**TASK INSTRUCTIONS**
When a line in the material contains the word "Thema", copy it.

**EXCERPTED DATA**
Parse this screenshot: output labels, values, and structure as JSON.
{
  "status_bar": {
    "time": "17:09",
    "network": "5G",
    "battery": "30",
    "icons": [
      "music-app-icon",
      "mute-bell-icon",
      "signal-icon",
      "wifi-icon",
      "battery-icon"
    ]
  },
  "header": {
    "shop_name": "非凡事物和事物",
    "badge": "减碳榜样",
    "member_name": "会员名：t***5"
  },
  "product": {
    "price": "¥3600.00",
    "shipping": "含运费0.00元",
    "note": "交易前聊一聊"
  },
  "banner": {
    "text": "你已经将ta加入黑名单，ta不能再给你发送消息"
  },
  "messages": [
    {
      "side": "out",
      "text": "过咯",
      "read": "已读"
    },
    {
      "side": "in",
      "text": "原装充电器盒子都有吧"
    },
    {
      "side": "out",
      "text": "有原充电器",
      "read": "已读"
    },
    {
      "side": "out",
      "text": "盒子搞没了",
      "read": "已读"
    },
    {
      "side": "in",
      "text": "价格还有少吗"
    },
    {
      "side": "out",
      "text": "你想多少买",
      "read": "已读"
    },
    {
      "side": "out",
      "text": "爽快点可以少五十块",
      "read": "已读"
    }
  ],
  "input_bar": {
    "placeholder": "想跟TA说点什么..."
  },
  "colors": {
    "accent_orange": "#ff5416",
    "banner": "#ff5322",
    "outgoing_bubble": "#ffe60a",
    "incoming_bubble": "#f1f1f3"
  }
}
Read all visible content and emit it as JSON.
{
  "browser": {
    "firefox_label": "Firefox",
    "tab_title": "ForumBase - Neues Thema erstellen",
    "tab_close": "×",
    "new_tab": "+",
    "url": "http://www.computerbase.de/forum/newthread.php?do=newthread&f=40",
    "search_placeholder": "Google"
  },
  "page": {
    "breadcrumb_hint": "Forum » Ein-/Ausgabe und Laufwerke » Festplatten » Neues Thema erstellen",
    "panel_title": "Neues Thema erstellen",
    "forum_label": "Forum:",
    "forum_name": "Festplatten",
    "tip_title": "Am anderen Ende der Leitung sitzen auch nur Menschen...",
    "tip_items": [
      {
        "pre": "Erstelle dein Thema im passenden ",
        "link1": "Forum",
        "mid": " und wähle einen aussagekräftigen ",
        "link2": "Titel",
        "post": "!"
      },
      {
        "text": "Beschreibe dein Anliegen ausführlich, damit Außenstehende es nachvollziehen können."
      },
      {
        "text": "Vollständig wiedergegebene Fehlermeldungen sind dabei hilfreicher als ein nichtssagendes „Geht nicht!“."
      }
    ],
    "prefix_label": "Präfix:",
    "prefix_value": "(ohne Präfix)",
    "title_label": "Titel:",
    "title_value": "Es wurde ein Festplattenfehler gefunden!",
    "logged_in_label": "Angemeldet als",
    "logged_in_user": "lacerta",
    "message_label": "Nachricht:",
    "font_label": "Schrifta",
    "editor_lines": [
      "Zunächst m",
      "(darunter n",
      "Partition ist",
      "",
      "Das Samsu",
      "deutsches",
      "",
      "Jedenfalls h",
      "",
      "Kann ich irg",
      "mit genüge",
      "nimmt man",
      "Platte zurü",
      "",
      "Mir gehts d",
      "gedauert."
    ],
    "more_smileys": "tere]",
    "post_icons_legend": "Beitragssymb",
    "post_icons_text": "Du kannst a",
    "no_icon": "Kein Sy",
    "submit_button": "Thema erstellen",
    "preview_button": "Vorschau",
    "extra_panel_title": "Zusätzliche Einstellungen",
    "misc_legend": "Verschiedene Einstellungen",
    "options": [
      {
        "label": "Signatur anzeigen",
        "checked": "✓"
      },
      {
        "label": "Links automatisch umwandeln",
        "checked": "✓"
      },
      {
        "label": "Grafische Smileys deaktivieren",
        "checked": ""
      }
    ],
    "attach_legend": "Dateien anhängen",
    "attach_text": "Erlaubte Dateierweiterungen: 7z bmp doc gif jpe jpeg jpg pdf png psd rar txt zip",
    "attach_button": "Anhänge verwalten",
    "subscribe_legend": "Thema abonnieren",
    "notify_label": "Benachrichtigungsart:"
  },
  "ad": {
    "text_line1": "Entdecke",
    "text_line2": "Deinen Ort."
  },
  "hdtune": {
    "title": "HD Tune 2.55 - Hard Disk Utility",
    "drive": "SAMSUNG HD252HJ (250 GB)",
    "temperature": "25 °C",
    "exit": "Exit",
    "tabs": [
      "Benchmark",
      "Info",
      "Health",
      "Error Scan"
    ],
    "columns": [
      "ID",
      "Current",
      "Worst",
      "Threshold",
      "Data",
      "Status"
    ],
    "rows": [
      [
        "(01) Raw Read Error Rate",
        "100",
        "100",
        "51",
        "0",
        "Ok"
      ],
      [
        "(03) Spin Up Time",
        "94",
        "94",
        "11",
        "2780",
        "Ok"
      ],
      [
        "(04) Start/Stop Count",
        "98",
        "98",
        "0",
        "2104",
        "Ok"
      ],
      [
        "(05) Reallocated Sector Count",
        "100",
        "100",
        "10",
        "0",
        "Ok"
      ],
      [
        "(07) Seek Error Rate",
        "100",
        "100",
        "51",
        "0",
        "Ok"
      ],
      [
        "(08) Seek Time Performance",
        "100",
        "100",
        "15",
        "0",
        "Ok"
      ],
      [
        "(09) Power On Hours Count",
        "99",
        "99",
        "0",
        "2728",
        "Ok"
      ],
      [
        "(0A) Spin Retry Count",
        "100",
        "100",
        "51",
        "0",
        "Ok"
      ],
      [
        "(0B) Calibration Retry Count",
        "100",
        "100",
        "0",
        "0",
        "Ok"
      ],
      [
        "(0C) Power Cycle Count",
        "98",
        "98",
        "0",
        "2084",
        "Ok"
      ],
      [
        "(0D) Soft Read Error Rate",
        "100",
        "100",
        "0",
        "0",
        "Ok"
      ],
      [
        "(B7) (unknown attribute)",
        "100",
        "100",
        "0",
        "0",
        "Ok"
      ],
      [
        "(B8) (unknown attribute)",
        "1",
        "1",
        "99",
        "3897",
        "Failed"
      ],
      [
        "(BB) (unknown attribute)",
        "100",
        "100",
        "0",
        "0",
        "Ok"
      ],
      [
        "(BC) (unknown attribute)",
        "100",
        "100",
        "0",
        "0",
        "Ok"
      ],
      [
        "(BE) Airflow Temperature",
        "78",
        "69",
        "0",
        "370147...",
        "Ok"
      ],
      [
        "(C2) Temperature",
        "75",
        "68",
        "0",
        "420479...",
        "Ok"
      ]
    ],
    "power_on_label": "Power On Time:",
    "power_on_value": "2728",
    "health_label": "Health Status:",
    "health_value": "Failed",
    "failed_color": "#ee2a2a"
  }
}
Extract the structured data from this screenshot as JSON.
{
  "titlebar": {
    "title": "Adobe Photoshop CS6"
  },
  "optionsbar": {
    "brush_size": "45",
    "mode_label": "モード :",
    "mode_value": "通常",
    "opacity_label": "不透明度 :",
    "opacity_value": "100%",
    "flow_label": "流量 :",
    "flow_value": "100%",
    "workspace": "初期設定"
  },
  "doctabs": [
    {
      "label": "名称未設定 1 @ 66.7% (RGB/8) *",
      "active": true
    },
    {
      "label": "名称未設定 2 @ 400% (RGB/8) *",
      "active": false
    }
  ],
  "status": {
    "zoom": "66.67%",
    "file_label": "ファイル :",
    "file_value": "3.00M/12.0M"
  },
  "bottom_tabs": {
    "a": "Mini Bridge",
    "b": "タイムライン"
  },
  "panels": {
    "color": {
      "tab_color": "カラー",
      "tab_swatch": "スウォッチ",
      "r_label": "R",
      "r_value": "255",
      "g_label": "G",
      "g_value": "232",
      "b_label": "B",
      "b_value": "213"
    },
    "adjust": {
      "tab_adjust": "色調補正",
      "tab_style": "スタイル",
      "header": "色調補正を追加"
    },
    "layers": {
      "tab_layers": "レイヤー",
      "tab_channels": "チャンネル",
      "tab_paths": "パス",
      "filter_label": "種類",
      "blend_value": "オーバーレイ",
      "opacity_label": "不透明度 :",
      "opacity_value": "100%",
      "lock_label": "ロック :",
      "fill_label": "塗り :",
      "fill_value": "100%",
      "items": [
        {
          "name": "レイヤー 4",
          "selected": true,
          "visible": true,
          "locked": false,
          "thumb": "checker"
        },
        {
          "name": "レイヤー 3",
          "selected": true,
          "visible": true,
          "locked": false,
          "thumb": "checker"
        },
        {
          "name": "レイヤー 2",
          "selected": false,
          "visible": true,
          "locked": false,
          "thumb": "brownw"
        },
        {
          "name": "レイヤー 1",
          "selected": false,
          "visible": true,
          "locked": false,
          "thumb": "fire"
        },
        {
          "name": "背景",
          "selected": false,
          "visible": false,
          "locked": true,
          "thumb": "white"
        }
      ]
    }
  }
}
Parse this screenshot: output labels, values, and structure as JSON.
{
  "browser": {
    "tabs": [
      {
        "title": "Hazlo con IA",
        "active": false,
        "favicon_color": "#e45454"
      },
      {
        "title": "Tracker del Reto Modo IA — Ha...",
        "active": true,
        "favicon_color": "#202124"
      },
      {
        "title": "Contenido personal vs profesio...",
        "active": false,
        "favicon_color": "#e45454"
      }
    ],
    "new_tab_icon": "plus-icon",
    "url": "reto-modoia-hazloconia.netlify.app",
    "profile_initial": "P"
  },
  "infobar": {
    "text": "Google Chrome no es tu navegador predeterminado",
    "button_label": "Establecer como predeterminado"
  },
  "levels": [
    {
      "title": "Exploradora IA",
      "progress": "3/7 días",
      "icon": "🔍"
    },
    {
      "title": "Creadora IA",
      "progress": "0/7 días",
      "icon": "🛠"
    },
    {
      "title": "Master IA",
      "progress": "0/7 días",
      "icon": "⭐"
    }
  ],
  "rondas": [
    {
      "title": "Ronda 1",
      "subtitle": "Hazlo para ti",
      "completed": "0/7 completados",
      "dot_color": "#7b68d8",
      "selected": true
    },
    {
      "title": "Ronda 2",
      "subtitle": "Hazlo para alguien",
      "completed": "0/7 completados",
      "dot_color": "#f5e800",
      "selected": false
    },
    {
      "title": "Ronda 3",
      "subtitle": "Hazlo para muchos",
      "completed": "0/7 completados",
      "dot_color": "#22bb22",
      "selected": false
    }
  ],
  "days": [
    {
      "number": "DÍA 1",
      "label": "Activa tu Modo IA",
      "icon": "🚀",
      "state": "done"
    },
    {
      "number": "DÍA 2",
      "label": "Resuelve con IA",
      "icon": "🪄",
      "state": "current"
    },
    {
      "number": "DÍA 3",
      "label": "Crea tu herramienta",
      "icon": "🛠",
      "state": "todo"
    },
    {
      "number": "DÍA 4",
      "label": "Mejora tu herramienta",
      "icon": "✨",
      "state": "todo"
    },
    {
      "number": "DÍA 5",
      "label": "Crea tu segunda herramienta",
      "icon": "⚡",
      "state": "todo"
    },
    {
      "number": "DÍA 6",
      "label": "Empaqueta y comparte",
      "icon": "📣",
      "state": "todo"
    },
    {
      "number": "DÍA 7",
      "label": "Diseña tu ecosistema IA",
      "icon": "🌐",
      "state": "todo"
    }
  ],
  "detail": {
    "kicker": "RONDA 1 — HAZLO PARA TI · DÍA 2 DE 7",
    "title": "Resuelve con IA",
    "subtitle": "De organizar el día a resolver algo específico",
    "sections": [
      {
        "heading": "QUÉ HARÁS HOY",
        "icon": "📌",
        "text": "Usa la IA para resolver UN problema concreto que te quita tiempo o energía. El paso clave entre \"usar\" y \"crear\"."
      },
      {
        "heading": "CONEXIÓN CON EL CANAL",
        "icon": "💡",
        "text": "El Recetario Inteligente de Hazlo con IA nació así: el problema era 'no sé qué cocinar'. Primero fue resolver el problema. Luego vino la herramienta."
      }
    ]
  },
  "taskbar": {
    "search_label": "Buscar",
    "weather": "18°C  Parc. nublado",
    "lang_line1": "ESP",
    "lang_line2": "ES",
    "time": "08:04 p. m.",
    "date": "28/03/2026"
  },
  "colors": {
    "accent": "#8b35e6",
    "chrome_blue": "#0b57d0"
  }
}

**REPLY TO THE TASK**
    "tab_title": "ForumBase - Neues Thema erstellen",
    "breadcrumb_hint": "Forum » Ein-/Ausgabe und Laufwerke » Festplatten » Neues Thema erstellen",
    "panel_title": "Neues Thema erstellen",
        "pre": "Erstelle dein Thema im passenden ",
    "submit_button": "Thema erstellen",
    "subscribe_legend": "Thema abonnieren",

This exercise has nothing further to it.